Drowsy Driving

The first-place team from Gahanna Middle School East in Gahanna, Ohio, proposed the DriverLight device. After identifying drowsy driving as a problem in their community, the DriverLight team created a device that monitors a user’s heart rate to detect when a driver becomes drowsy. The device responds by sounding an alarm and emitting blue light to keep the driver awake. The team also launched an awareness campaign to educate others in their community. View the student-produced video here.

Controlling Light for Better Sleep

The second-place team from Pine View Middle School in Land O’Lakes, Fla, explored the effects of blue light, which is emitted from electronic devices, and its effect on sleep. The iLUMENate student prototype uses a wearable light tracker, a cell phone app, and a smart home system to monitor the amount of light a user receives throughout the day. The smart home system then uses data from the wearable to adjust the user’s environment to provide the right amount of blue light exposure at the right time of day. View the student-produced video here.

Solutions to Light in School

The third place team also addressed the effects of blue light and sleep. Middle school students from Arcola Intermediate School in Eagleville, Pa, were inspired by new LED lighting installed in their school. The team proposed an experiment to discover the ideal amount of blue light exposure for teenagers, so that it resets the circadian rhythm without negatively affecting the amount of sleep they receive at night.
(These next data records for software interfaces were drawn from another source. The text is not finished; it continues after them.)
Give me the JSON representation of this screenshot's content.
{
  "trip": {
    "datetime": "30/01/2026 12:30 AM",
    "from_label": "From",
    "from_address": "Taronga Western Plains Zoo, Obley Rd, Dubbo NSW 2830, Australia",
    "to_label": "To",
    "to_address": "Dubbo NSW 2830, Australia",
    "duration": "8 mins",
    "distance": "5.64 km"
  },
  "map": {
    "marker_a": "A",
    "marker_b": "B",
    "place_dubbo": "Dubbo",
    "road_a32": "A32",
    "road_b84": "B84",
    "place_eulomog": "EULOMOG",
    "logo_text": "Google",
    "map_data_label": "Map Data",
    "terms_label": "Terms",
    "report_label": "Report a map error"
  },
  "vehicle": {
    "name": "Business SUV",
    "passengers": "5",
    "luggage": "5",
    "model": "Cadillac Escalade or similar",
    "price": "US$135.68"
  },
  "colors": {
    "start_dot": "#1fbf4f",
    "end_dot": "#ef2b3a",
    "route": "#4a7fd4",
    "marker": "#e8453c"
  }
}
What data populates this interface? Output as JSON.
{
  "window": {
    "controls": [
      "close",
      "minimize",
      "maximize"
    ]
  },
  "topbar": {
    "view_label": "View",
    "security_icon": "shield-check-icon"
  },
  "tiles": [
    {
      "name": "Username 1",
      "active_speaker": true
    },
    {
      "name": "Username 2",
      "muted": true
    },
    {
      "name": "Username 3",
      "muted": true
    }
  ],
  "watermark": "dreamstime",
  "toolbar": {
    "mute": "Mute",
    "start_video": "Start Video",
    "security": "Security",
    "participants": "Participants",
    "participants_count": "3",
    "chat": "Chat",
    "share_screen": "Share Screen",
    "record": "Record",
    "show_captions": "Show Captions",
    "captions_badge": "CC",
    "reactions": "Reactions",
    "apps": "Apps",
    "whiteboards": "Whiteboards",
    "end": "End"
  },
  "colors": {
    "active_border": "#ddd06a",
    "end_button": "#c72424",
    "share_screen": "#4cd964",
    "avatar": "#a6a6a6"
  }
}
The students also explored solutions to control the lighting in their school, including filters on LED lighting, timers to control light exposure, and protective eyewear to filter blue light. View the student-produced video here.

”The National Sleep Foundation congratulates our Bright Schools Competition inaugural year winners on their excellent projects,” says David Cloud, CEO of the National Sleep Foundation, in a release. “The projects reflect great understanding of the relationship between sleep, light, performance, and safety.”

Under the mentorship of an adult coach/teacher, teams of two to four students were asked to identify, investigate, and research an issue related to light and sleep as it pertains to their community and/or young adolescents. Using scientific inquiry or engineering design concepts, teams developed a prototype, created an awareness campaign, or wrote a research proposal for the competition. Each team submitted a written report detailing their project along with a three-minute video showcasing their investigation. Projects were evaluated on the basis of several criteria, including scientific accuracy, innovativeness, and potential impact. Last month, 50 national finalists were named. Of those finalists, judges chose first-, second, and third-place teams.

“These winning students not only explored important science concepts related to light and sleep, they identified problems and developed possible solutions to critical issues, such as driving safely,” says NSTA executive director David Evans, PhD. “This new competition allowed these winning teams, and the hundreds of other teams who competed, to also work together as a team and learn key communications and research skills.”

Students on the first-place national winning team will each receive a cash prize of $5,000; second place students will receive $2,500; and third-place students will receive $1,500. The coach/teacher of the first place team will also receive a prize package, including Vernier Middle School Probeware, an all-expense paid trip to an NSTA conference, and membership to NSTA. The second-place coach/teacher will receive an all-expense paid trip to an NSTA conference and membership to NSTA, and the third-place coach/teacher will receive membership to NSTA and a $500 gift certificate to use in the NSTA Science Store.

The winning student projects can be found at